Relative clauses are non-essential parts of a sentence. They may add meaning, but if they are removed, the sentence will still function grammatically. There are two broad types of relative clauses in English. It is important to distinguish between them because it affects the choice of pronoun used to introduce the clause. There is a more detailed page about preposition placement in relative clauses.

Defining clauses

A defining or identifying clause tells us which specific person or thing we are talking about in a larger group of people or things. If a defining relative clause is removed, the meaning of the sentence changes significantly. A defining relative clause is not separated from the rest of the sentence by commas or parentheses.

  • The woman who visited me in the hospital was very kind.
  • The umbrella that I bought last week is already broken.
  • The man who stole my backpack has been arrested.
  • The weather that we had this summer was beautiful.

Learn more about using defining relative clauses correctly.

Non-defining clauses

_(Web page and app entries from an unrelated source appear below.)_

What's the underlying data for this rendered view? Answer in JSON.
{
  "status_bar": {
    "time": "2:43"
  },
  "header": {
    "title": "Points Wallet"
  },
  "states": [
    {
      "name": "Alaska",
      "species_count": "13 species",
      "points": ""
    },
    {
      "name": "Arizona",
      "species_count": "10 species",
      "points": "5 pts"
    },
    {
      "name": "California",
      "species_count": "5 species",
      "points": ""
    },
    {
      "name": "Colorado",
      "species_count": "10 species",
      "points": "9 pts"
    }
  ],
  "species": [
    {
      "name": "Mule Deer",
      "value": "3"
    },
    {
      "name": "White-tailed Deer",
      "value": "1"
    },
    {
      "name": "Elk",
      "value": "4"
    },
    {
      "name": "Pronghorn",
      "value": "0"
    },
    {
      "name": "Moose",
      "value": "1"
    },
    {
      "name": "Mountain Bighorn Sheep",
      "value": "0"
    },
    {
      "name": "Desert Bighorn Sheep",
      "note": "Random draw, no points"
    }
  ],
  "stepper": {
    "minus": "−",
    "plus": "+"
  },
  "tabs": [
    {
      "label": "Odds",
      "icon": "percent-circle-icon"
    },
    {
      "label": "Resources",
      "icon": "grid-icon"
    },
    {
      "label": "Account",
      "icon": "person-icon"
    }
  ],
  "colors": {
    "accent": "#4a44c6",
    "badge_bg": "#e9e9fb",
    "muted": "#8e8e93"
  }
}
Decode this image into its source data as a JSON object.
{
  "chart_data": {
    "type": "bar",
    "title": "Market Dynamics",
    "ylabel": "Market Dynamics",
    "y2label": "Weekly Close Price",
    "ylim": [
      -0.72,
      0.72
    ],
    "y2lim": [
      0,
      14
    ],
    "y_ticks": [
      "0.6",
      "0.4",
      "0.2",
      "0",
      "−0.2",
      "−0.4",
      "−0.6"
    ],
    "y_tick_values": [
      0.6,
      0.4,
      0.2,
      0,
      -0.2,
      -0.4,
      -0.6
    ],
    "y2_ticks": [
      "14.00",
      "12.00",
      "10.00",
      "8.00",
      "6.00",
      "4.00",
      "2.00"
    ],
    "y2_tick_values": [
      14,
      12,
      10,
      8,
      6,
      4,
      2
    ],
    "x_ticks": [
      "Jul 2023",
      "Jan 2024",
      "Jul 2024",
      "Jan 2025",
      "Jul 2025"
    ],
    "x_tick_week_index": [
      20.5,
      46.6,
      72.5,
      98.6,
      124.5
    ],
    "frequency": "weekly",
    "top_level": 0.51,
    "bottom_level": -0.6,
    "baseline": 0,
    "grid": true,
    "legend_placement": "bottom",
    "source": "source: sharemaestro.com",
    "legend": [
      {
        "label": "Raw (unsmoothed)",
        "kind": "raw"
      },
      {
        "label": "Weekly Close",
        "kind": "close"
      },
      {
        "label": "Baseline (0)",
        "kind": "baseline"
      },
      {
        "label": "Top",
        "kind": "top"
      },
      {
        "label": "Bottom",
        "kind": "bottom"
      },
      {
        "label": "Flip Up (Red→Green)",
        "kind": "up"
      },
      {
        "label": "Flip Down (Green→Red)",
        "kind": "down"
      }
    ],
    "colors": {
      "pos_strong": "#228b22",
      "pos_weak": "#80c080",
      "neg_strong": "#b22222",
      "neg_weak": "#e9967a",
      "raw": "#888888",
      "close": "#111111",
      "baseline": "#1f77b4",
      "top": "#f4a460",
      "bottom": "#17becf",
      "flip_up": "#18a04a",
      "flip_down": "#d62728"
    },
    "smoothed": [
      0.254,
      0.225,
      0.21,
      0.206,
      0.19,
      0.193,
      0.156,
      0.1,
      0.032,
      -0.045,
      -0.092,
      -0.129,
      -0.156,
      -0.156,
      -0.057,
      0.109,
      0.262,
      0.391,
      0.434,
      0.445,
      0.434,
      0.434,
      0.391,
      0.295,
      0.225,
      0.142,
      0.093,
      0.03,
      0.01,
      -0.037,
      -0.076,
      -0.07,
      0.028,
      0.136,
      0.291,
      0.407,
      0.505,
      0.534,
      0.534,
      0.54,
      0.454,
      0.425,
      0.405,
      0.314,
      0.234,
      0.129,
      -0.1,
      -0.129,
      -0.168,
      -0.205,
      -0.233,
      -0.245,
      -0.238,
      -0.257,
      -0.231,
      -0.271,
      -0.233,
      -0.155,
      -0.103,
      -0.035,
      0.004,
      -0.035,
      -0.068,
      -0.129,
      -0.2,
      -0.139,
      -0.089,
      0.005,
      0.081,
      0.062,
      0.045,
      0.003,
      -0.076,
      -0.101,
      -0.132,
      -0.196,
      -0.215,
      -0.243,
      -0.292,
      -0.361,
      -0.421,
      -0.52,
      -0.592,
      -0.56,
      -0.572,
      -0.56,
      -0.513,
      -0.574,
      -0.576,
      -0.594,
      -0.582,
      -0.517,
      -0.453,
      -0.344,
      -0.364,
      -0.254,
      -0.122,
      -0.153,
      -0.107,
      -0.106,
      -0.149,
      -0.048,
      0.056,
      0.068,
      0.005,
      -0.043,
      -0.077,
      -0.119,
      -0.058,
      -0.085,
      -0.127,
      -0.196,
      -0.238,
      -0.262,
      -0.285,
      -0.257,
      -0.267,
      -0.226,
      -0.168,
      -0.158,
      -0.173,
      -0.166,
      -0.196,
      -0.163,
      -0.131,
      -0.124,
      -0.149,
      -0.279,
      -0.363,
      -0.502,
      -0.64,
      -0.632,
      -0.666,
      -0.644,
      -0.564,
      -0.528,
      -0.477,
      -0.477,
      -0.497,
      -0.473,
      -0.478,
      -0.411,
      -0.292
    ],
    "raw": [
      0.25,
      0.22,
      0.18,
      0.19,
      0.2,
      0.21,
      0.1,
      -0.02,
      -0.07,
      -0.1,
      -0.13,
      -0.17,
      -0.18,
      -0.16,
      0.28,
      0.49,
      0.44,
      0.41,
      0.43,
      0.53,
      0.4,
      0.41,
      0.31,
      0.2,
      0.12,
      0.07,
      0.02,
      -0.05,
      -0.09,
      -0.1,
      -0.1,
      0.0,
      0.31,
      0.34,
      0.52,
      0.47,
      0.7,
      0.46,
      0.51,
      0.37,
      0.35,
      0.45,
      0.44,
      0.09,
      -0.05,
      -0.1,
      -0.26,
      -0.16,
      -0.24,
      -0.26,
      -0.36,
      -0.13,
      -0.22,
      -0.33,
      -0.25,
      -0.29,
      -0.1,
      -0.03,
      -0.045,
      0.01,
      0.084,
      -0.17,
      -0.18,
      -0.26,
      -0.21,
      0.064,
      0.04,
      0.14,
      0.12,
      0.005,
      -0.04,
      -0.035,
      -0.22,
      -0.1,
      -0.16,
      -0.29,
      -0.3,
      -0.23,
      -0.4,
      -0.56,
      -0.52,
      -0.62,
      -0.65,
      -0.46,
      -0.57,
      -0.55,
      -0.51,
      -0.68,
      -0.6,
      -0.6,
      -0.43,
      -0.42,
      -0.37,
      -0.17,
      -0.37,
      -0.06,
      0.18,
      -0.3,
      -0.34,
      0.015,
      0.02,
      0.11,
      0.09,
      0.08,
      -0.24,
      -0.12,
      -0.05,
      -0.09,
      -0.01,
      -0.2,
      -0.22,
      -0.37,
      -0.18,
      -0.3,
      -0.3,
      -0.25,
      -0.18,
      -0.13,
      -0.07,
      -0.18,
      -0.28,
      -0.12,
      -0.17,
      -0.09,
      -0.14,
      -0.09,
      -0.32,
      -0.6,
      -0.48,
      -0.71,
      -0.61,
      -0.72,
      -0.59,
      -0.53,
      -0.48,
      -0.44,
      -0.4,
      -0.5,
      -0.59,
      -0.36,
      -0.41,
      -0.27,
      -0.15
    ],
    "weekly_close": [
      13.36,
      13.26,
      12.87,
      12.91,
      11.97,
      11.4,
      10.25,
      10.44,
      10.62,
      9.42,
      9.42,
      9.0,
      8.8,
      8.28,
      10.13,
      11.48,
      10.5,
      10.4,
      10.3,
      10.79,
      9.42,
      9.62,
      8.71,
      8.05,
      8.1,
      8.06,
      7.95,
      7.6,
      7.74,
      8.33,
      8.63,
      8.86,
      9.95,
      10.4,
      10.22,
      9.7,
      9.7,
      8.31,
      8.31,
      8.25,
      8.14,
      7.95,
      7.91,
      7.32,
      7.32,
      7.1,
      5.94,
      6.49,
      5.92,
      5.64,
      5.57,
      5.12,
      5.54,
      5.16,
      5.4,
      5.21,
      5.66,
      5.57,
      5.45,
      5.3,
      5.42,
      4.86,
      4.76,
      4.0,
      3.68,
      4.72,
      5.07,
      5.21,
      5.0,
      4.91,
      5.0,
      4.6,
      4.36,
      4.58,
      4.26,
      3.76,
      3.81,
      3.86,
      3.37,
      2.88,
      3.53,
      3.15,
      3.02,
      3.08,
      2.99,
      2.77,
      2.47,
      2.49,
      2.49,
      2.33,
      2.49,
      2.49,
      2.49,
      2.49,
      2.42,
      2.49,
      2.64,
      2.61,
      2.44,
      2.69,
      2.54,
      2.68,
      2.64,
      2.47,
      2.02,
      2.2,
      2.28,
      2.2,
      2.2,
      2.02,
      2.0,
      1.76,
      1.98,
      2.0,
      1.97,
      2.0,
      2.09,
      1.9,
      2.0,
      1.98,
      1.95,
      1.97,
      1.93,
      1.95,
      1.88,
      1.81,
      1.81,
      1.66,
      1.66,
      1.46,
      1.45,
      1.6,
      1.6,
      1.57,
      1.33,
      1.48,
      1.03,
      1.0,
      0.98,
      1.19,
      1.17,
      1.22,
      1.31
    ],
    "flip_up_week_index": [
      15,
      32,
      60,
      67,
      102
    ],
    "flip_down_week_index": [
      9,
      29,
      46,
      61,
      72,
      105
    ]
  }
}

A non-defining or non-essential clause gives us more information about the person or thing we are talking about. If a non-defining relative clause is removed from a sentence, we lose some detail, but the overall meaning of the sentence remains the same. Non-defining relative clauses are always set off from the rest of the sentence with commas or parentheses.

  • The farmer, whose name was Fred, sold us 10 pounds of potatoes.
  • Elephants, which are the largest land mammals, live in herds of 10 or more adults.
  • The author, who graduated from the same university I did, gave a wonderful presentation.
  • My mother, who is 86, lives in Paris.

Learn more about using non-defining relative clauses correctly.